Step 2: 56 X 27 1000120350 42 15121 Step 3: 56 X27 1120 1000+120= 1120 392 350+42= 392 1512 1 * Give the students a work sheet with a total of 5 multiplication sums to complete. While students are completing the worksheet quickly put all 5 sums on the whiteboard unanswered * Call upon 5 individual students to come up the whiteboard one by one and work out the sum on the whiteboard- get the students to tick there work if they got it right using all the correctWorking out. * Finish off the lesson with a game of multiplication buzz- A student chooses a number between 2 and 9. The first student says 1, the next student says 2, and so on. Instead of saying a multiple of the selected number, the student says “buzz.” If a player forgets to say buzz or says it at the wrong time, he or she is out.

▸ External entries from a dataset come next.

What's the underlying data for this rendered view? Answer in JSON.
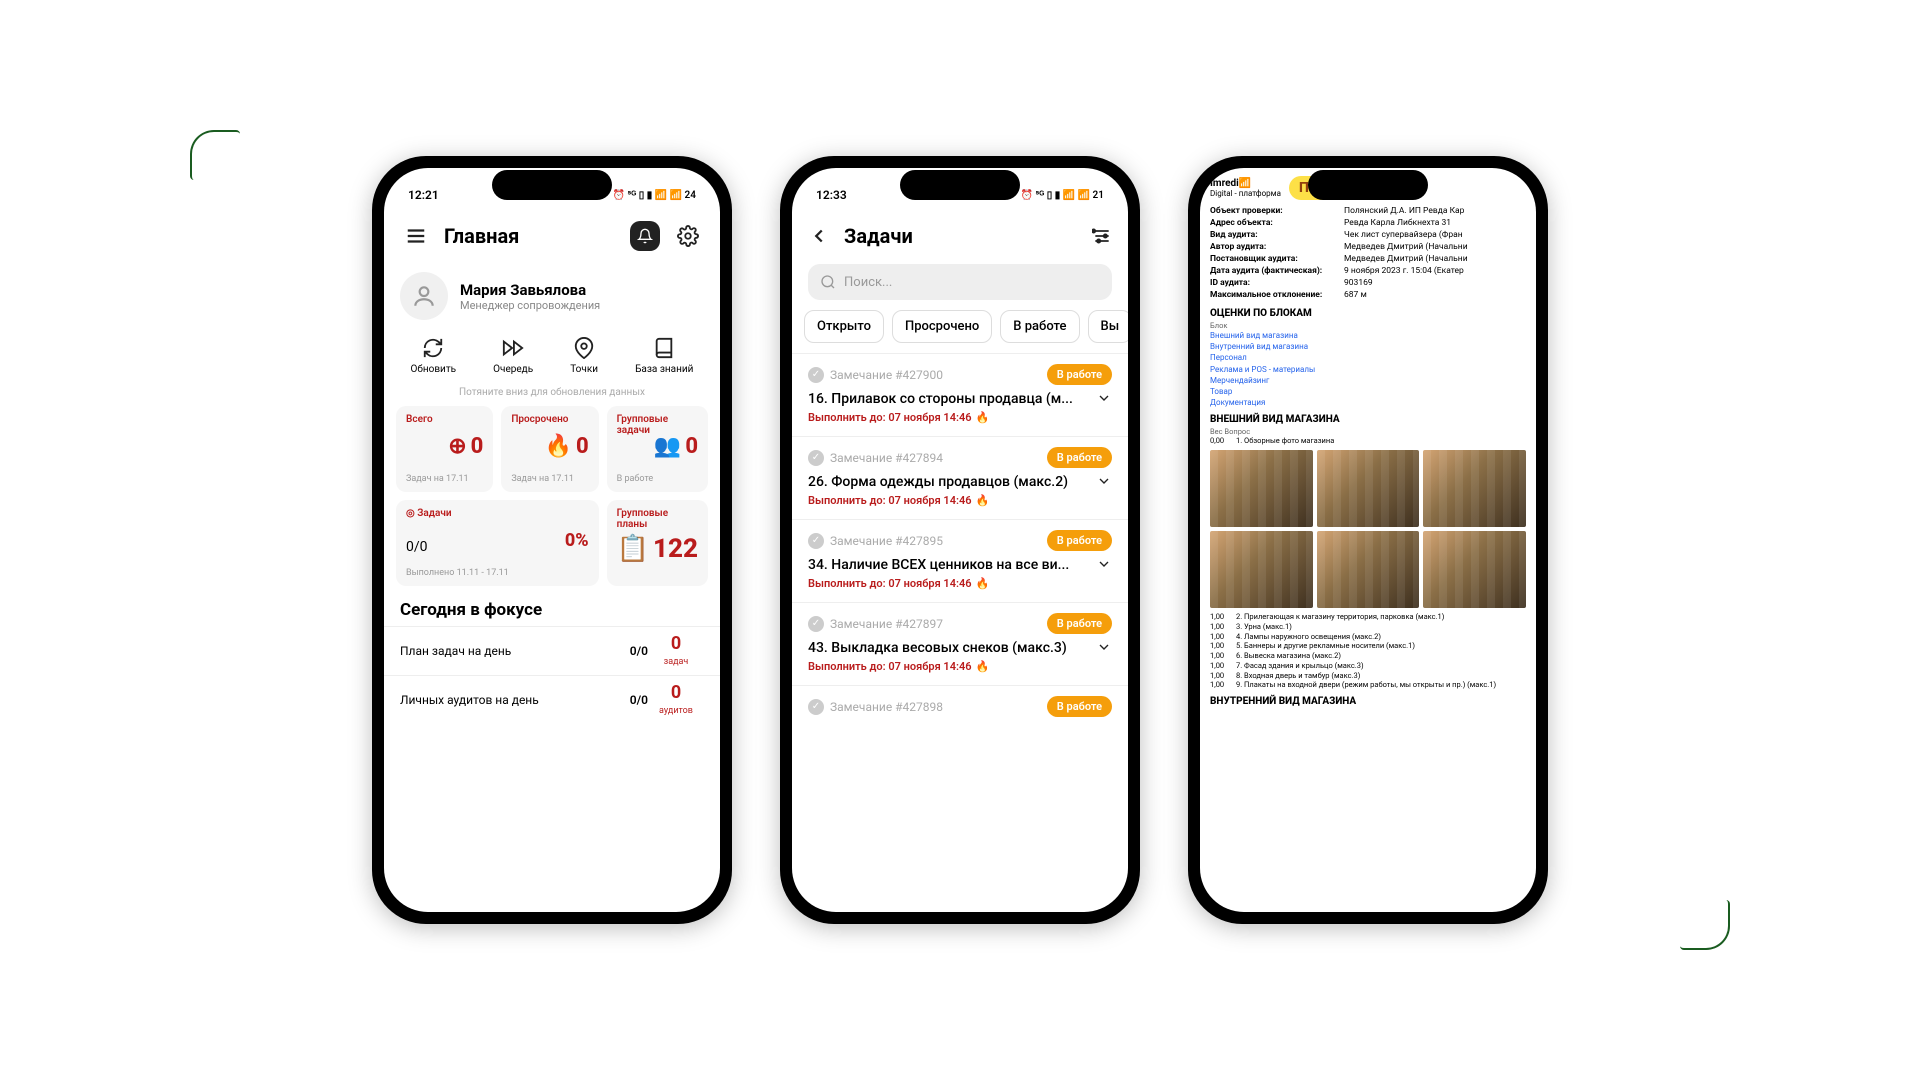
{
  "phone1": {
    "status": {
      "time": "12:21",
      "icons": "⏰ ⁵ᴳ ▯ ▮ 📶 📶 24"
    },
    "header": {
      "title": "Главная"
    },
    "user": {
      "name": "Мария Завьялова",
      "role": "Менеджер сопровождения"
    },
    "quick": [
      {
        "label": "Обновить"
      },
      {
        "label": "Очередь"
      },
      {
        "label": "Точки"
      },
      {
        "label": "База знаний"
      }
    ],
    "hint": "Потяните вниз для обновления данных",
    "cards": {
      "total": {
        "label": "Всего",
        "value": "0",
        "sub": "Задач на 17.11"
      },
      "overdue": {
        "label": "Просрочено",
        "value": "0",
        "sub": "Задач на 17.11"
      },
      "group_tasks": {
        "label": "Групповые задачи",
        "value": "0",
        "sub": "В работе"
      },
      "tasks": {
        "label": "Задачи",
        "ratio": "0/0",
        "pct": "0%",
        "sub": "Выполнено 11.11 - 17.11"
      },
      "group_plans": {
        "label": "Групповые планы",
        "value": "122"
      }
    },
    "focus": {
      "title": "Сегодня в фокусе",
      "rows": [
        {
          "label": "План задач на день",
          "ratio": "0/0",
          "count": "0",
          "unit": "задач"
        },
        {
          "label": "Личных аудитов на день",
          "ratio": "0/0",
          "count": "0",
          "unit": "аудитов"
        }
      ]
    }
  },
  "phone2": {
    "status": {
      "time": "12:33",
      "icons": "⏰ ⁵ᴳ ▯ ▮ 📶 📶 21"
    },
    "header": {
      "title": "Задачи"
    },
    "search_placeholder": "Поиск...",
    "chips": [
      "Открыто",
      "Просрочено",
      "В работе",
      "Вы"
    ],
    "tasks": [
      {
        "id": "Замечание #427900",
        "status": "В работе",
        "title": "16. Прилавок со стороны продавца (м...",
        "due": "Выполнить до: 07 ноября 14:46"
      },
      {
        "id": "Замечание #427894",
        "status": "В работе",
        "title": "26. Форма одежды продавцов (макс.2)",
        "due": "Выполнить до: 07 ноября 14:46"
      },
      {
        "id": "Замечание #427895",
        "status": "В работе",
        "title": "34. Наличие ВСЕХ ценников на все ви...",
        "due": "Выполнить до: 07 ноября 14:46"
      },
      {
        "id": "Замечание #427897",
        "status": "В работе",
        "title": "43. Выкладка весовых снеков (макс.3)",
        "due": "Выполнить до: 07 ноября 14:46"
      },
      {
        "id": "Замечание #427898",
        "status": "В работе",
        "title": "",
        "due": ""
      }
    ]
  },
  "phone3": {
    "brand": {
      "name": "Imredi",
      "sub": "Digital - платформа",
      "logo": "ПИВ&Ко"
    },
    "info": [
      [
        "Объект проверки:",
        "Полянский Д.А. ИП Ревда Кар"
      ],
      [
        "Адрес объекта:",
        "Ревда Карла Либкнехта 31"
      ],
      [
        "Вид аудита:",
        "Чек лист супервайзера (Фран"
      ],
      [
        "Автор аудита:",
        "Медведев Дмитрий (Начальни"
      ],
      [
        "Постановщик аудита:",
        "Медведев Дмитрий (Начальни"
      ],
      [
        "Дата аудита (фактическая):",
        "9 ноября 2023 г. 15:04 (Екатер"
      ],
      [
        "ID аудита:",
        "903169"
      ],
      [
        "Максимальное отклонение:",
        "687 м"
      ]
    ],
    "blocks_title": "ОЦЕНКИ ПО БЛОКАМ",
    "blocks_sub": "Блок",
    "blocks": [
      "Внешний вид магазина",
      "Внутренний вид магазина",
      "Персонал",
      "Реклама и POS - материалы",
      "Мерчендайзинг",
      "Товар",
      "Документация"
    ],
    "sect1": "ВНЕШНИЙ ВИД МАГАЗИНА",
    "sect1_cols": "Вес   Вопрос",
    "sect1_first": {
      "w": "0,00",
      "t": "1. Обзорные фото магазина"
    },
    "sect1_rows": [
      {
        "w": "1,00",
        "t": "2. Прилегающая к магазину территория, парковка (макс.1)"
      },
      {
        "w": "1,00",
        "t": "3. Урна (макс.1)"
      },
      {
        "w": "1,00",
        "t": "4. Лампы наружного освещения (макс.2)"
      },
      {
        "w": "1,00",
        "t": "5. Баннеры и другие рекламные носители (макс.1)"
      },
      {
        "w": "1,00",
        "t": "6. Вывеска магазина (макс.2)"
      },
      {
        "w": "1,00",
        "t": "7. Фасад здания и крыльцо (макс.3)"
      },
      {
        "w": "1,00",
        "t": "8. Входная дверь и тамбур (макс.3)"
      },
      {
        "w": "1,00",
        "t": "9. Плакаты на входной двери (режим работы, мы открыты и пр.) (макс.1)"
      }
    ],
    "sect2": "ВНУТРЕННИЙ ВИД МАГАЗИНА"
  }
}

Continue until the group reaches the last multiple of the number times 9. For example, if “2” is chosen. The first students says “1,” the next student says “buzz,” the next students says “3,” the next student says “buzz,” and so on until 18 (2 x 9) is reached. Closure/ Student reflection
* Did all students achieve the objective? * What needs improvement? * Which students could use a little extra help? * Was the task to hard for certain students? * Was the task to easy for certain students? * Does this method need a follow up lesson? Assessment
* Over the shoulder observation as the students are working on their worksheet. * Walking around the classroom and asking if anyone needs help. * Make notes on who struggled with the task and who found it too easy * Mark the worksheets
Australian Curriculum, Assessment and Reporting Authority (2012) retrieved from http://www.australiancurriculum.edu.au/Year5
D. Whitton, K. Barker, Nosworthy, C. Sinclair, P. Nanlohy, (2010). Learning for teaching: Teaching for learning. South Melbourne: Cengage Learning. T. Fetherston (2007). Becoming an effective teacher. South Melbourne: Cengage Learning R. Killen, (2009) Effective teaching strategies: Lessons from research and practice. South Melbourne: Cengage Learning Merlot Pedagogy (2012) retrieved from- http://pedagogy.merlot.org/TeachingStrategies.html Vincent & Shepherd (1998:2) retrieved from R. Killen, (2009) Effective teaching strategies: Lessons from research and practice. South Melbourne: Cengage Learning School world TV (2012) Melcombe Primary School, Year 5, Maths retrieved from http://www.schoolsworld.tv/node/2051?terms=644